Assignment:
Your response should reproduce every line of the entries that contains the word "start".

─── Provided records ───

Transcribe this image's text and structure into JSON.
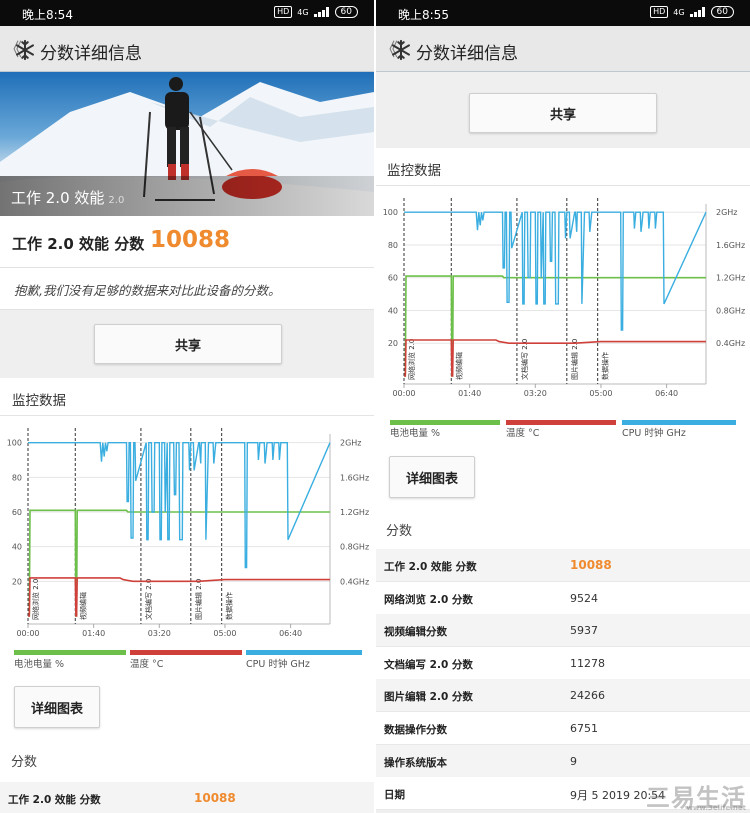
{
  "left": {
    "status": {
      "time": "晚上8:54",
      "hd": "HD",
      "network": "4G",
      "battery": "60"
    },
    "appbar": {
      "back": "《",
      "title": "分数详细信息"
    },
    "hero": {
      "title": "工作 2.0 效能",
      "version": "2.0"
    },
    "score": {
      "label": "工作 2.0 效能 分数",
      "value": "10088"
    },
    "notice": "抱歉,我们没有足够的数据来对比此设备的分数。",
    "share_label": "共享",
    "monitor_title": "监控数据",
    "detail_label": "详细图表",
    "scores_title": "分数",
    "rows": [
      {
        "k": "工作 2.0 效能 分数",
        "v": "10088"
      }
    ]
  },
  "right": {
    "status": {
      "time": "晚上8:55",
      "hd": "HD",
      "network": "4G",
      "battery": "60"
    },
    "appbar": {
      "back": "《",
      "title": "分数详细信息"
    },
    "share_label": "共享",
    "monitor_title": "监控数据",
    "detail_label": "详细图表",
    "scores_title": "分数",
    "rows": [
      {
        "k": "工作 2.0 效能 分数",
        "v": "10088"
      },
      {
        "k": "网络浏览 2.0 分数",
        "v": "9524"
      },
      {
        "k": "视频编辑分数",
        "v": "5937"
      },
      {
        "k": "文档编写 2.0 分数",
        "v": "11278"
      },
      {
        "k": "图片编辑 2.0 分数",
        "v": "24266"
      },
      {
        "k": "数据操作分数",
        "v": "6751"
      },
      {
        "k": "操作系统版本",
        "v": "9"
      },
      {
        "k": "日期",
        "v": "9月 5 2019 20:54"
      }
    ]
  },
  "watermark": {
    "main": "三易生活",
    "sub": "www.3elife.net"
  },
  "chart_data": {
    "type": "line",
    "x_ticks": [
      "00:00",
      "01:40",
      "03:20",
      "05:00",
      "06:40"
    ],
    "x_tick_values": [
      0,
      100,
      200,
      300,
      400
    ],
    "x_range": [
      0,
      460
    ],
    "y_left_ticks": [
      "20",
      "40",
      "60",
      "80",
      "100"
    ],
    "y_left_values": [
      20,
      40,
      60,
      80,
      100
    ],
    "y_right_ticks": [
      "0.4GHz",
      "0.8GHz",
      "1.2GHz",
      "1.6GHz",
      "2GHz"
    ],
    "ylim": [
      0,
      105
    ],
    "segments": [
      {
        "label": "网络浏览 2.0",
        "start": 0
      },
      {
        "label": "视频编辑",
        "start": 72
      },
      {
        "label": "文档编写 2.0",
        "start": 172
      },
      {
        "label": "图片编辑 2.0",
        "start": 248
      },
      {
        "label": "数据操作",
        "start": 295
      }
    ],
    "legend": [
      {
        "name": "电池电量 %",
        "color": "#6cc04a"
      },
      {
        "name": "温度 °C",
        "color": "#d0403a"
      },
      {
        "name": "CPU 时钟 GHz",
        "color": "#3aaee0"
      }
    ],
    "series": [
      {
        "name": "电池电量 %",
        "x": [
          0,
          2,
          3,
          72,
          73,
          74,
          75,
          150,
          152,
          460
        ],
        "y": [
          0,
          0,
          61,
          61,
          0,
          0,
          61,
          61,
          60,
          60
        ]
      },
      {
        "name": "温度 °C",
        "x": [
          0,
          2,
          3,
          72,
          73,
          74,
          75,
          140,
          145,
          160,
          180,
          220,
          260,
          300,
          340,
          380,
          420,
          460
        ],
        "y": [
          0,
          0,
          22,
          22,
          0,
          0,
          22,
          22,
          21,
          20,
          20,
          20,
          20,
          21,
          21,
          21,
          21,
          21
        ],
        "unit": "°C"
      },
      {
        "name": "CPU 时钟 GHz",
        "x": [
          0,
          110,
          112,
          114,
          116,
          118,
          120,
          122,
          150,
          151,
          153,
          154,
          156,
          157,
          160,
          161,
          163,
          164,
          180,
          181,
          183,
          184,
          188,
          189,
          192,
          193,
          200,
          201,
          203,
          204,
          208,
          209,
          212,
          213,
          215,
          216,
          222,
          223,
          225,
          226,
          230,
          231,
          235,
          236,
          245,
          246,
          248,
          249,
          252,
          253,
          260,
          261,
          263,
          264,
          270,
          271,
          275,
          276,
          282,
          283,
          286,
          287,
          330,
          331,
          333,
          334,
          350,
          351,
          353,
          354,
          360,
          361,
          363,
          364,
          372,
          373,
          375,
          376,
          382,
          383,
          385,
          386,
          395,
          396,
          460
        ],
        "y": [
          100,
          100,
          89,
          100,
          92,
          100,
          95,
          100,
          100,
          66,
          66,
          100,
          100,
          45,
          45,
          100,
          100,
          78,
          100,
          44,
          44,
          100,
          100,
          60,
          60,
          100,
          100,
          44,
          44,
          100,
          100,
          60,
          100,
          44,
          44,
          100,
          100,
          70,
          70,
          100,
          100,
          44,
          44,
          100,
          100,
          84,
          100,
          100,
          100,
          84,
          100,
          100,
          88,
          100,
          100,
          44,
          100,
          100,
          100,
          88,
          100,
          100,
          100,
          28,
          28,
          100,
          100,
          90,
          100,
          100,
          100,
          88,
          95,
          100,
          100,
          90,
          100,
          100,
          100,
          90,
          100,
          100,
          100,
          44,
          100
        ],
        "unit": "GHz"
      }
    ]
  }
}
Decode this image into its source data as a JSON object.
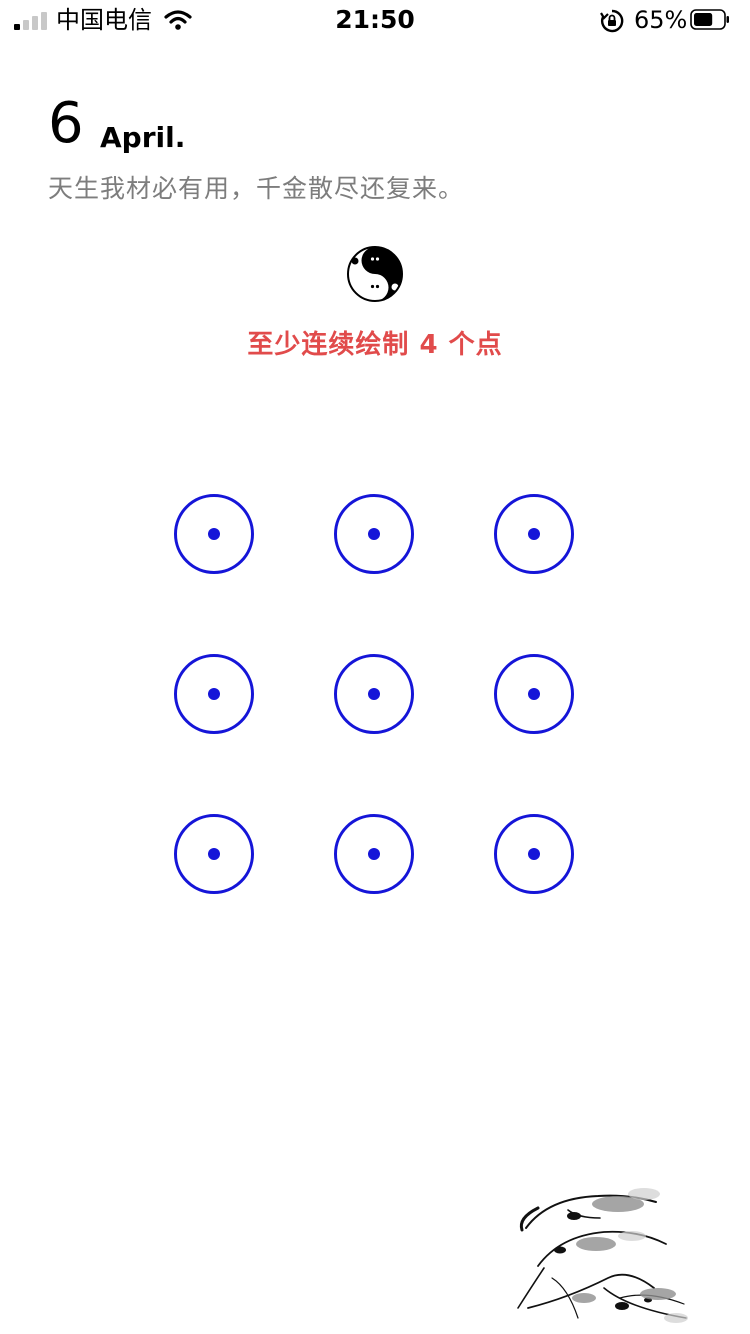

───

Expected output:
        "start": 0
        "start": 72
        "start": 172
        "start": 248
        "start": 295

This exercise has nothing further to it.